===== Material for the task
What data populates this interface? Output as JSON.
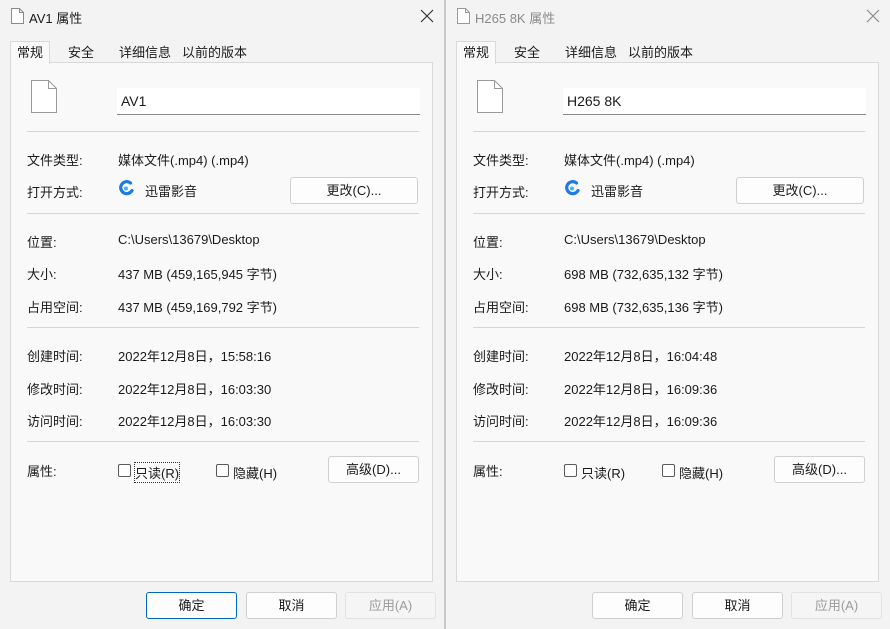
{
  "left": {
    "title": "AV1 属性",
    "tabs": [
      "常规",
      "安全",
      "详细信息",
      "以前的版本"
    ],
    "file_name": "AV1",
    "rows": {
      "type_label": "文件类型:",
      "type_value": "媒体文件(.mp4) (.mp4)",
      "open_label": "打开方式:",
      "open_app": "迅雷影音",
      "change_button": "更改(C)...",
      "location_label": "位置:",
      "location_value": "C:\\Users\\13679\\Desktop",
      "size_label": "大小:",
      "size_value": "437 MB (459,165,945 字节)",
      "disk_label": "占用空间:",
      "disk_value": "437 MB (459,169,792 字节)",
      "created_label": "创建时间:",
      "created_value": "2022年12月8日，15:58:16",
      "modified_label": "修改时间:",
      "modified_value": "2022年12月8日，16:03:30",
      "accessed_label": "访问时间:",
      "accessed_value": "2022年12月8日，16:03:30",
      "attr_label": "属性:",
      "readonly_label": "只读(R)",
      "hidden_label": "隐藏(H)",
      "advanced_button": "高级(D)..."
    },
    "footer": {
      "ok": "确定",
      "cancel": "取消",
      "apply": "应用(A)"
    }
  },
  "right": {
    "title": "H265 8K 属性",
    "tabs": [
      "常规",
      "安全",
      "详细信息",
      "以前的版本"
    ],
    "file_name": "H265 8K",
    "rows": {
      "type_label": "文件类型:",
      "type_value": "媒体文件(.mp4) (.mp4)",
      "open_label": "打开方式:",
      "open_app": "迅雷影音",
      "change_button": "更改(C)...",
      "location_label": "位置:",
      "location_value": "C:\\Users\\13679\\Desktop",
      "size_label": "大小:",
      "size_value": "698 MB (732,635,132 字节)",
      "disk_label": "占用空间:",
      "disk_value": "698 MB (732,635,136 字节)",
      "created_label": "创建时间:",
      "created_value": "2022年12月8日，16:04:48",
      "modified_label": "修改时间:",
      "modified_value": "2022年12月8日，16:09:36",
      "accessed_label": "访问时间:",
      "accessed_value": "2022年12月8日，16:09:36",
      "attr_label": "属性:",
      "readonly_label": "只读(R)",
      "hidden_label": "隐藏(H)",
      "advanced_button": "高级(D)..."
    },
    "footer": {
      "ok": "确定",
      "cancel": "取消",
      "apply": "应用(A)"
    }
  },
  "icons": {
    "document": "document-icon",
    "close": "close-icon",
    "app": "xunlei-player-icon"
  },
  "colors": {
    "accent": "#0067c0",
    "app_blue": "#1e7be0",
    "disabled_text": "#9a9a9a"
  }
}
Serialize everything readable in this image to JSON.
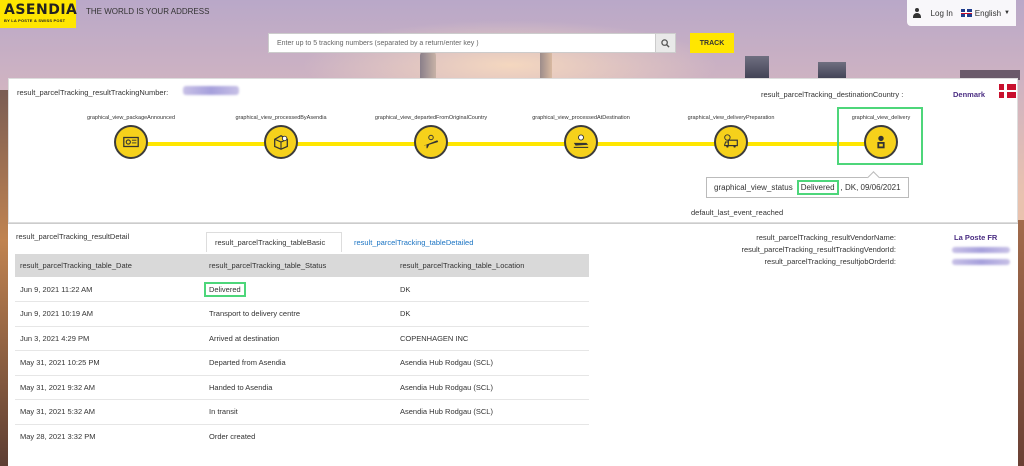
{
  "header": {
    "logo_text": "ASENDIA",
    "logo_sub": "BY LA POSTE & SWISS POST",
    "tagline": "THE WORLD IS YOUR ADDRESS",
    "login": "Log In",
    "language": "English"
  },
  "search": {
    "placeholder": "Enter up to 5 tracking numbers (separated by a return/enter key )",
    "track_label": "TRACK"
  },
  "tracking": {
    "number_label": "result_parcelTracking_resultTrackingNumber:",
    "destination_label": "result_parcelTracking_destinationCountry :",
    "destination_value": "Denmark"
  },
  "steps": [
    {
      "label": "graphical_view_packageAnnounced",
      "icon": "package-announced-icon"
    },
    {
      "label": "graphical_view_processedByAsendia",
      "icon": "box-processed-icon"
    },
    {
      "label": "graphical_view_departedFromOriginalCountry",
      "icon": "airplane-departure-icon"
    },
    {
      "label": "graphical_view_processedAtDestination",
      "icon": "airplane-landing-icon"
    },
    {
      "label": "graphical_view_deliveryPreparation",
      "icon": "delivery-truck-icon"
    },
    {
      "label": "graphical_view_delivery",
      "icon": "courier-icon"
    }
  ],
  "status": {
    "label": "graphical_view_status",
    "value": "Delivered",
    "rest": ", DK, 09/06/2021",
    "last_event": "default_last_event_reached"
  },
  "details": {
    "result_detail": "result_parcelTracking_resultDetail",
    "tab_basic": "result_parcelTracking_tableBasic",
    "tab_detailed": "result_parcelTracking_tableDetailed",
    "columns": [
      "result_parcelTracking_table_Date",
      "result_parcelTracking_table_Status",
      "result_parcelTracking_table_Location"
    ],
    "rows": [
      [
        "Jun 9, 2021 11:22 AM",
        "Delivered",
        "DK"
      ],
      [
        "Jun 9, 2021 10:19 AM",
        "Transport to delivery centre",
        "DK"
      ],
      [
        "Jun 3, 2021 4:29 PM",
        "Arrived at destination",
        "COPENHAGEN INC"
      ],
      [
        "May 31, 2021 10:25 PM",
        "Departed from Asendia",
        "Asendia Hub Rodgau (SCL)"
      ],
      [
        "May 31, 2021 9:32 AM",
        "Handed to Asendia",
        "Asendia Hub Rodgau (SCL)"
      ],
      [
        "May 31, 2021 5:32 AM",
        "In transit",
        "Asendia Hub Rodgau (SCL)"
      ],
      [
        "May 28, 2021 3:32 PM",
        "Order created",
        ""
      ]
    ]
  },
  "vendor": {
    "name_label": "result_parcelTracking_resultVendorName:",
    "name_value": "La Poste FR",
    "tracking_vendor_label": "result_parcelTracking_resultTrackingVendorId:",
    "job_order_label": "result_parcelTracking_resultjobOrderId:"
  },
  "colors": {
    "brand_yellow": "#ffe600",
    "highlight_green": "#4dd67a",
    "link_blue": "#1b74c3",
    "vendor_purple": "#4b2e83"
  }
}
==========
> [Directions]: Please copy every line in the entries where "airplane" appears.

> [Exercise response]:
      "icon": "airplane-departure-icon"
      "icon": "airplane-landing-icon"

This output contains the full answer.